■ **How to complete this task**
Filter the listing below down to the lines with the word "сдано" and copy those.

■ **Source material**

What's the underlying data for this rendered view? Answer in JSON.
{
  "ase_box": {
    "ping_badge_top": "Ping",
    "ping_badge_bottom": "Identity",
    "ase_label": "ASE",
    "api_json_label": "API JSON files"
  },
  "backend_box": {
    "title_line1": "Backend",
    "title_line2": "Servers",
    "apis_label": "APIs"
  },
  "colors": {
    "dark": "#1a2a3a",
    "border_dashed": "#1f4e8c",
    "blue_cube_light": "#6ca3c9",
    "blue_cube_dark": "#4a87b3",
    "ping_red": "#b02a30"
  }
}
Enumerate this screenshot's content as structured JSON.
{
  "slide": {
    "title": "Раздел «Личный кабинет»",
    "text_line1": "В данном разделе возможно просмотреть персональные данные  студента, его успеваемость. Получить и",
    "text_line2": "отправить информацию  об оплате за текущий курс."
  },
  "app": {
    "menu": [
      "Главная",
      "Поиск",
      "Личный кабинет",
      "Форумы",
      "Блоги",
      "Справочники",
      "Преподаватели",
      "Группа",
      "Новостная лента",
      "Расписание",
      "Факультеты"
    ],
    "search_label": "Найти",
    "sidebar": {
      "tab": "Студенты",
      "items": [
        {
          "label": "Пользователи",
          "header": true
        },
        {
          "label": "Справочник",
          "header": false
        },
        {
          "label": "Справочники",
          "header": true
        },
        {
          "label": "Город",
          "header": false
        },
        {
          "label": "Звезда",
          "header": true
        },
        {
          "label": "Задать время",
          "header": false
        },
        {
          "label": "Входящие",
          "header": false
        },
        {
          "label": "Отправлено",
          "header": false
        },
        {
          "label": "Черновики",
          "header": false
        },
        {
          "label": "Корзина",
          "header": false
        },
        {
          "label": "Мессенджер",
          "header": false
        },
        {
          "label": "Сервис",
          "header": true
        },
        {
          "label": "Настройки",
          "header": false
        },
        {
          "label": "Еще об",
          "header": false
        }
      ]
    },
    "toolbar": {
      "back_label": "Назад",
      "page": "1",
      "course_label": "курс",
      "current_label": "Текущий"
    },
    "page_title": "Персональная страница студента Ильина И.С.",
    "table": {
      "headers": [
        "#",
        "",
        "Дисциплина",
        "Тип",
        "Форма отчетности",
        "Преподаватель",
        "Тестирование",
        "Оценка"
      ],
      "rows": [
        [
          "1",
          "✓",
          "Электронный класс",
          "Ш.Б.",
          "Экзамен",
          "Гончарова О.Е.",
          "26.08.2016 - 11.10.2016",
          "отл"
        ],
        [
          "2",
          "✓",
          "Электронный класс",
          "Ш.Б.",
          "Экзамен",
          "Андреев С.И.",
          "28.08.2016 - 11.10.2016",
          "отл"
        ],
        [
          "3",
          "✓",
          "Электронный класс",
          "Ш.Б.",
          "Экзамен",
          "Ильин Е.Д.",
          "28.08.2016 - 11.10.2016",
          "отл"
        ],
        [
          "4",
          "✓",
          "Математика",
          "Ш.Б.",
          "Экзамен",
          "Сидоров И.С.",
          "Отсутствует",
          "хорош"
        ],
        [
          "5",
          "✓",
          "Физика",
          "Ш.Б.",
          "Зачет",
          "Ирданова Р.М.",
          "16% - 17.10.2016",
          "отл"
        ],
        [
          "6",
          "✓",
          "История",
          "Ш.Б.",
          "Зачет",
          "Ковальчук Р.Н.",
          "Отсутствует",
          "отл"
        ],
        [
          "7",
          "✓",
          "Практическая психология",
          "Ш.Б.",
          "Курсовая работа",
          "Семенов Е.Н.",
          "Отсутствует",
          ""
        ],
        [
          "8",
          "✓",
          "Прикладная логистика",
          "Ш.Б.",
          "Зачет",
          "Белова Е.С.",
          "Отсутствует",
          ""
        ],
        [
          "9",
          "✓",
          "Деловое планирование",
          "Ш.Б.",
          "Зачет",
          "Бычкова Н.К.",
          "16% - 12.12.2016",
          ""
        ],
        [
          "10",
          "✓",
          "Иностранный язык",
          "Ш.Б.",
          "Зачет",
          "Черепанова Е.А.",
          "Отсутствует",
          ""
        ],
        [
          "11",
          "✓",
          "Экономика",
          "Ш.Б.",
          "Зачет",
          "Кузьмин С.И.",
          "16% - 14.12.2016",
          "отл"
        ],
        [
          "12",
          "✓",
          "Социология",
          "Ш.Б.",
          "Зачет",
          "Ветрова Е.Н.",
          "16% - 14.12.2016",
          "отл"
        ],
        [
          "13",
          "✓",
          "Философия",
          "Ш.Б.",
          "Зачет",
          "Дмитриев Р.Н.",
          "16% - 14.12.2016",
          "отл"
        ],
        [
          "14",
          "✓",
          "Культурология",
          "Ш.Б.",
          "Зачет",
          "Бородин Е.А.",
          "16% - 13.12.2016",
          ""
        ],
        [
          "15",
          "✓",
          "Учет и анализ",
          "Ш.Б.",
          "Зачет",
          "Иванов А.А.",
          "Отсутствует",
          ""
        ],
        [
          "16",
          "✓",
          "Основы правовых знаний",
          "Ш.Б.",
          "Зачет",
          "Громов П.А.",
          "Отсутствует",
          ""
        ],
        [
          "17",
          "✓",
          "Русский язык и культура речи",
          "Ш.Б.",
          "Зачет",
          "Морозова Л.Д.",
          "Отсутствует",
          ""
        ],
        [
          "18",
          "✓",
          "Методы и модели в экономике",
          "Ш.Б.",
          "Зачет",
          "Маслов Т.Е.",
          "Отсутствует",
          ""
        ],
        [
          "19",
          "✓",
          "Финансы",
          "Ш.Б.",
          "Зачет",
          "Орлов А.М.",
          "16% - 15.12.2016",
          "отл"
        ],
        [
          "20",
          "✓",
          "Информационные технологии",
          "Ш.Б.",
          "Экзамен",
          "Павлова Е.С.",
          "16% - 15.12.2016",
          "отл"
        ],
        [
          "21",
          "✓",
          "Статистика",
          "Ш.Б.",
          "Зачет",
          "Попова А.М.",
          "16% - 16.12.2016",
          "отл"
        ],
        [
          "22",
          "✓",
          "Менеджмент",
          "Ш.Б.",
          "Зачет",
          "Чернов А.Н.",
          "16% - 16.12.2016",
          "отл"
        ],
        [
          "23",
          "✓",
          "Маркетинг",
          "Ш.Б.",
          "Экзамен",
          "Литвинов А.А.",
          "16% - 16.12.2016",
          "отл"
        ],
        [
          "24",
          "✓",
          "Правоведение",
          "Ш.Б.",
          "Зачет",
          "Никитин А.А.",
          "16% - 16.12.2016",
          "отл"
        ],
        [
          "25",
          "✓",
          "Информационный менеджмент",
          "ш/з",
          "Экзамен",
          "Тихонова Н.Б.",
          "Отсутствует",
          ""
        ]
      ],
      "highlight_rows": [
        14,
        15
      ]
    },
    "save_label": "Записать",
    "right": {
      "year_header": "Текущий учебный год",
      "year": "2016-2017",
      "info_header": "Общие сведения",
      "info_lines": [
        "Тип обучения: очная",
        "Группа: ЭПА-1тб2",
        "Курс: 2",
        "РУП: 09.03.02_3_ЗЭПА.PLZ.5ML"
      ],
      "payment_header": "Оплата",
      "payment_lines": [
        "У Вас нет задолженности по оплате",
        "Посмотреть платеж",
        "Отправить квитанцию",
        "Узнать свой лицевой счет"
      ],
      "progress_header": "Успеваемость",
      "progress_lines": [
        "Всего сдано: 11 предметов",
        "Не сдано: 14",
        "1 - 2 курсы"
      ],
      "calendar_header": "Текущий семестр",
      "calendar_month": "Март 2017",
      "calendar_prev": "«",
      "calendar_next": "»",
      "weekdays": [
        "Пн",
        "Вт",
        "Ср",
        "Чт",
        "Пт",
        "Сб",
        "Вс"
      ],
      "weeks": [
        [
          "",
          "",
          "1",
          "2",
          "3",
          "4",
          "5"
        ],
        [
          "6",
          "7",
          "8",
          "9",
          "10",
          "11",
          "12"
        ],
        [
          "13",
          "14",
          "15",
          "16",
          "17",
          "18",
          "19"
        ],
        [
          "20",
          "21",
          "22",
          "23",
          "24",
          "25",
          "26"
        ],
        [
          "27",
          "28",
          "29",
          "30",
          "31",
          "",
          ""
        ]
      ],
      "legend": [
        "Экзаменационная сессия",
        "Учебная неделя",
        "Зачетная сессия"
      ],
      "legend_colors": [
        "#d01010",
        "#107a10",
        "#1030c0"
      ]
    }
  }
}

■ **Completed task**
        "Всего сдано: 11 предметов",
        "Не сдано: 14",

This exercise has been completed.